Dataset rows for apps and sites
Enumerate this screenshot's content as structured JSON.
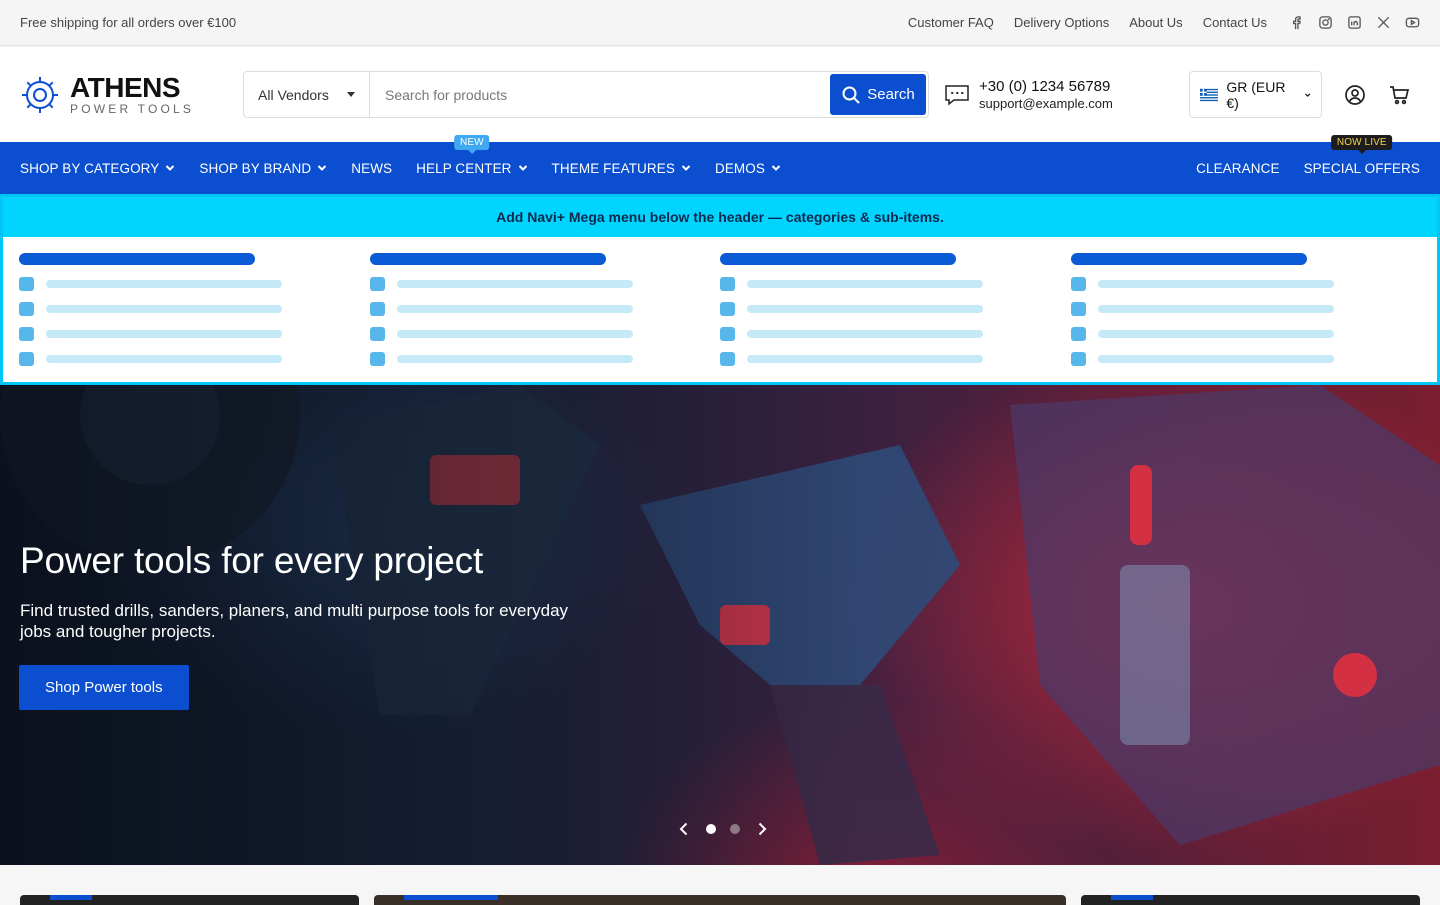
{
  "topbar": {
    "announcement": "Free shipping for all orders over €100",
    "links": [
      "Customer FAQ",
      "Delivery Options",
      "About Us",
      "Contact Us"
    ],
    "socials": [
      "facebook-icon",
      "instagram-icon",
      "linkedin-icon",
      "x-icon",
      "youtube-icon"
    ]
  },
  "header": {
    "logo_title": "ATHENS",
    "logo_subtitle": "POWER TOOLS",
    "vendor_select": "All Vendors",
    "search_placeholder": "Search for products",
    "search_button": "Search",
    "phone": "+30 (0) 1234 56789",
    "email": "support@example.com",
    "currency": "GR (EUR €)"
  },
  "nav": {
    "left": [
      {
        "label": "SHOP BY CATEGORY",
        "dropdown": true
      },
      {
        "label": "SHOP BY BRAND",
        "dropdown": true
      },
      {
        "label": "NEWS",
        "dropdown": false
      },
      {
        "label": "HELP CENTER",
        "dropdown": true,
        "badge": "NEW"
      },
      {
        "label": "THEME FEATURES",
        "dropdown": true
      },
      {
        "label": "DEMOS",
        "dropdown": true
      }
    ],
    "right": [
      {
        "label": "CLEARANCE"
      },
      {
        "label": "SPECIAL OFFERS",
        "badge": "NOW LIVE"
      }
    ]
  },
  "mega_menu": {
    "banner": "Add Navi+ Mega menu below the header — categories & sub-items."
  },
  "hero": {
    "title": "Power tools for every project",
    "subtitle": "Find trusted drills, sanders, planers, and multi purpose tools for everyday jobs and tougher projects.",
    "button": "Shop Power tools",
    "slides_total": 2,
    "active_slide": 1
  },
  "colors": {
    "primary": "#0b4fd0",
    "mega_accent": "#00d4ff",
    "badge_new": "#3fa8f0",
    "badge_live_text": "#f5d34a"
  }
}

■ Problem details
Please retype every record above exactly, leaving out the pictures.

■ Answer to the exercise
Enumerate this screenshot's content as structured JSON.
{
  "topbar": {
    "announcement": "Free shipping for all orders over €100",
    "links": [
      "Customer FAQ",
      "Delivery Options",
      "About Us",
      "Contact Us"
    ],
    "socials": [
      "facebook-icon",
      "instagram-icon",
      "linkedin-icon",
      "x-icon",
      "youtube-icon"
    ]
  },
  "header": {
    "logo_title": "ATHENS",
    "logo_subtitle": "POWER TOOLS",
    "vendor_select": "All Vendors",
    "search_placeholder": "Search for products",
    "search_button": "Search",
    "phone": "+30 (0) 1234 56789",
    "email": "support@example.com",
    "currency": "GR (EUR €)"
  },
  "nav": {
    "left": [
      {
        "label": "SHOP BY CATEGORY",
        "dropdown": true
      },
      {
        "label": "SHOP BY BRAND",
        "dropdown": true
      },
      {
        "label": "NEWS",
        "dropdown": false
      },
      {
        "label": "HELP CENTER",
        "dropdown": true,
        "badge": "NEW"
      },
      {
        "label": "THEME FEATURES",
        "dropdown": true
      },
      {
        "label": "DEMOS",
        "dropdown": true
      }
    ],
    "right": [
      {
        "label": "CLEARANCE"
      },
      {
        "label": "SPECIAL OFFERS",
        "badge": "NOW LIVE"
      }
    ]
  },
  "mega_menu": {
    "banner": "Add Navi+ Mega menu below the header — categories & sub-items."
  },
  "hero": {
    "title": "Power tools for every project",
    "subtitle": "Find trusted drills, sanders, planers, and multi purpose tools for everyday jobs and tougher projects.",
    "button": "Shop Power tools",
    "slides_total": 2,
    "active_slide": 1
  },
  "colors": {
    "primary": "#0b4fd0",
    "mega_accent": "#00d4ff",
    "badge_new": "#3fa8f0",
    "badge_live_text": "#f5d34a"
  }
}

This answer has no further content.